Harmful algal blooms (HABs) can lead to deleterious outcomes including human-toxicity. The three commonly causative marine phytoplankton groups are diatoms, dinoflagellates, and raphidophytes. Of the three, the Raphidophyceae group was categorised most recently and is generally not well-understood. Nevertheless, raphidophyte blooms previously resulting in massive fish-kill events have led to increased focus upon such groups. In general, studies have demonstrated the wide tolerance of raphidophytes to a range of environmental conditions. Bloom patterns involving the group have also highlighted overlapping niche conditions, which is referred in the literature as “raphidophyte niche”. However, present understanding about raphidophytes has largely derived from temperate studies, and there is a lack of knowledge regarding tropical conditions. Accordingly, the present work seeks to fill two general gaps. Firstly, present approaches toward understanding HAB outcomes do not account for the presence of a “raphidophyte niche”, indicating a need to expand present conceptual frameworks. Secondly, many studies have observed that raphidophyte blooms coincide with seasonal changes, which is lacking in tropical regions. My present work examines two raphidophyte species isolated from the East Johor Straits, Singapore—Heterosigma akashiwo and Chattonella subsalsa. Current findings highlight matching nitrogen-uptake patterns between temperate and tropical strains. However, the resting-cell stage of Heterosigma akashiwo reported in temperate environments does not seem to be supported under the higher tropical temperatures. Such life-cycle differences may have significant implications for the bloom potential of tropical raphidophyte strains.

 All are welcome


LSM4263 Field Studies in Biodiversity: Registration open!

Dear students

Registration is now open for LSM4263 – Field Studies in Biodiversity! 

This 4MC module will be conducted in Semester IV of AY2015/2016 from Tue 21 Jun 2016 to Fri 22 Jul 2016. Timetable details will be available later.


To qualify, students should be:

  • LSM majors specialising in Environmental Biology (EVB), OR from the Bachelor of Environmental Studies (BES) programme
  • Continuing into their Honors year in AY2016/2017
  • Possess a CAP of 3.2 or above
  • Willing to cover part of the module cost (amounting to less than S$400)

Other details:

  • The Pulau Tioman field trip is scheduled from Tue 12 Jul 2016 – Mon 18 Jul 2016
  • Accommodation at Paya Beach Resort
  • Local student enrolment is limited to 30 students
  • Priority to students with LSM2251 Ecology and the Environment, or other relevant experience

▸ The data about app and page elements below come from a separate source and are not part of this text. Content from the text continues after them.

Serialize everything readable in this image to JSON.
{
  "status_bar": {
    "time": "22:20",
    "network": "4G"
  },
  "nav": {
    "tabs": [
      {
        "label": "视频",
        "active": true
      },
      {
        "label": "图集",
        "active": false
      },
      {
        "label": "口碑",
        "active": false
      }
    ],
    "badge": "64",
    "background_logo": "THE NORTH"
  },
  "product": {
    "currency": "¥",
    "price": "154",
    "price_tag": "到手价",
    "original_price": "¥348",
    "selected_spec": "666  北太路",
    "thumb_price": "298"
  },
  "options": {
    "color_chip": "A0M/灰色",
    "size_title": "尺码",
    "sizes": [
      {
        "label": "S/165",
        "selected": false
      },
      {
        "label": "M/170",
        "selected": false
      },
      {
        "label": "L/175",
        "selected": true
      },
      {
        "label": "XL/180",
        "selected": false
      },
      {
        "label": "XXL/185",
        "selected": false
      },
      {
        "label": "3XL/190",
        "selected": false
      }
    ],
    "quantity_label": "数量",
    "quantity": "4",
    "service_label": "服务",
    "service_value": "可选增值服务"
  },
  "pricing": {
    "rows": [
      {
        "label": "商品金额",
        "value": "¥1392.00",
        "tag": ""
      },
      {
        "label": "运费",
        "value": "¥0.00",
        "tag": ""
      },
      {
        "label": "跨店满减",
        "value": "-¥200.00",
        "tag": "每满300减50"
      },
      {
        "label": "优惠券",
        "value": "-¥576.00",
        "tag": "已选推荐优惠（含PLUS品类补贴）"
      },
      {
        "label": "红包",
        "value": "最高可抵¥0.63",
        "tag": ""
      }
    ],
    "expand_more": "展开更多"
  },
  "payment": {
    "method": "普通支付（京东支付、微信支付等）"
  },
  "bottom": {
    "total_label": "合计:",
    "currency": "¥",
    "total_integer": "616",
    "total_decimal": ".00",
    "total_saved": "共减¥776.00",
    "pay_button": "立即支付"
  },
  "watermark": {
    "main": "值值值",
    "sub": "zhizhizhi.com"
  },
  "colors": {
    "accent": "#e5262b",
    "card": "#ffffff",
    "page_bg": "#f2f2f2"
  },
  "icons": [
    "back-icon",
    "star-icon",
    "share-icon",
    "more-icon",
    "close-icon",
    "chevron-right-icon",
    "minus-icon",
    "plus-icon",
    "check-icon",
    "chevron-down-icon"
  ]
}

To register, please complete the form at tinyurl.com/lsm4263signup by Mon 06 Jun 2016: 1800h. Successful students will be notified by email.

Best wishes,
Life Sciences Undergraduate Program Committee